Item description: Diary of Sarah Lois Wadley, 1859-1861, near Amite in Tangipahoa Parish, Monroe and Oakland in Ouachita Parish, La. This entry, dated 21 April 1861, describes a Sunday afternoon near her family home in Louisiana, an accident resulting in the death of a timber worker, the secession of Virginia from the Union and other war news, and comments on her outlook as a Southern woman.
Father returned last night, he is looking very well, but is not so bouyant as when he went down; truly it is a blessing to be allowed to spend our life in those quiet shades, especially during such troublous times as these, bitter indeed must be that spirit which away from the haunts of men with the never ceasing hymn of the forest swelling, and softening around, is not soothed out of all but the rememberance of sorrow, how the hush of the Sabbath has fallen on everything, even the birds sing in subdued strains so as not to interrupt the beautiful harmony which the wind makes in the tops of these lofty trees; war with all its unutterable horrors is half forgot as I sit quietly in my little room, and my heart swells with thankfullness for our blessings, not the less intense because it is subdued by the thought that God stands this day the God of battles and the dispenser of justice, and that our only reliance is upon him; in these quiet moments when Faith triumphs over unbelief I can truly say “thy will be done Oh Lord”, I feel that God rules justly and mercifully.

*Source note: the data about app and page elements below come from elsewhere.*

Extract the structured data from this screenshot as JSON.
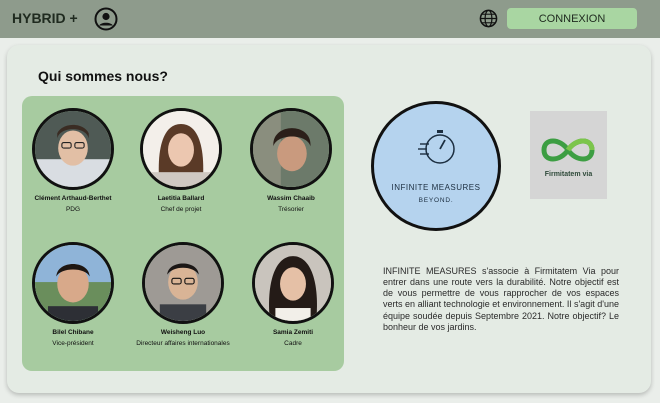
{
  "header": {
    "brand": "HYBRID +",
    "login_label": "CONNEXION"
  },
  "main": {
    "title": "Qui sommes nous?",
    "members": [
      {
        "name": "Clément Arthaud-Berthet",
        "role": "PDG"
      },
      {
        "name": "Laetitia Ballard",
        "role": "Chef de projet"
      },
      {
        "name": "Wassim Chaaib",
        "role": "Trésorier"
      },
      {
        "name": "Bilel Chibane",
        "role": "Vice-président"
      },
      {
        "name": "Weisheng Luo",
        "role": "Directeur affaires internationales"
      },
      {
        "name": "Samia Zemiti",
        "role": "Cadre"
      }
    ],
    "partner_logo_main": {
      "title": "INFINITE MEASURES",
      "subtitle": "BEYOND."
    },
    "partner_logo_secondary": {
      "title": "Firmitatem via"
    },
    "description": "INFINITE MEASURES s'associe à Firmitatem Via pour entrer dans une route vers la durabilité. Notre objectif est de vous permettre de vous rapprocher de vos espaces verts en alliant technologie et environnement. Il s'agit d'une équipe soudée depuis Septembre 2021. Notre objectif? Le bonheur de vos jardins."
  },
  "colors": {
    "topbar": "#8e9b8c",
    "login_button": "#a9d6a2",
    "team_panel": "#a7cba0",
    "logo_circle": "#b5d3ee"
  }
}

A very sorrowful accident happened yesterday to a man who was getting out timber for Uncle Moses, a large limb lodged in a tree, and fell upon this man, as he was walking under it, crushing the bones in shoulder and injuring his head so severely that he died in less than an hour. Willie and Uncle Moses have gone to see him buried this morning, they say he is a lone man, without friends or relatives to care for him; but a few short months ago Willie himself narrowly escaped a death so sudden and so painful, can he ever cease to thank God for his goodness?
Virginia has seceded, General Scott has resigned his position as commander in chief of the United States Army and tendered his services to Virginia (his native state). Tennessee has offered us troops, the requirements of President Davis have been fully met by the Confederate States; our people have determined to fight to the last and lastly we have right and Liberty on our side, if war must come we are prepared to meet it. Father says if he were a younger man he would have been among the first to offer his services to the government, as it is, if the North prosecutes her madness, so far as to enter our country, of course he will enroll; who knows what may be before us, but whatever comes, it is woman’s lot to wait and pray; if I were a man–but I am not; my spirit of ten makes me chafe at the regulations which it is right a woman should submit to and I will not encourage it by giving way to vain wishes and vauntings “if I were a man”.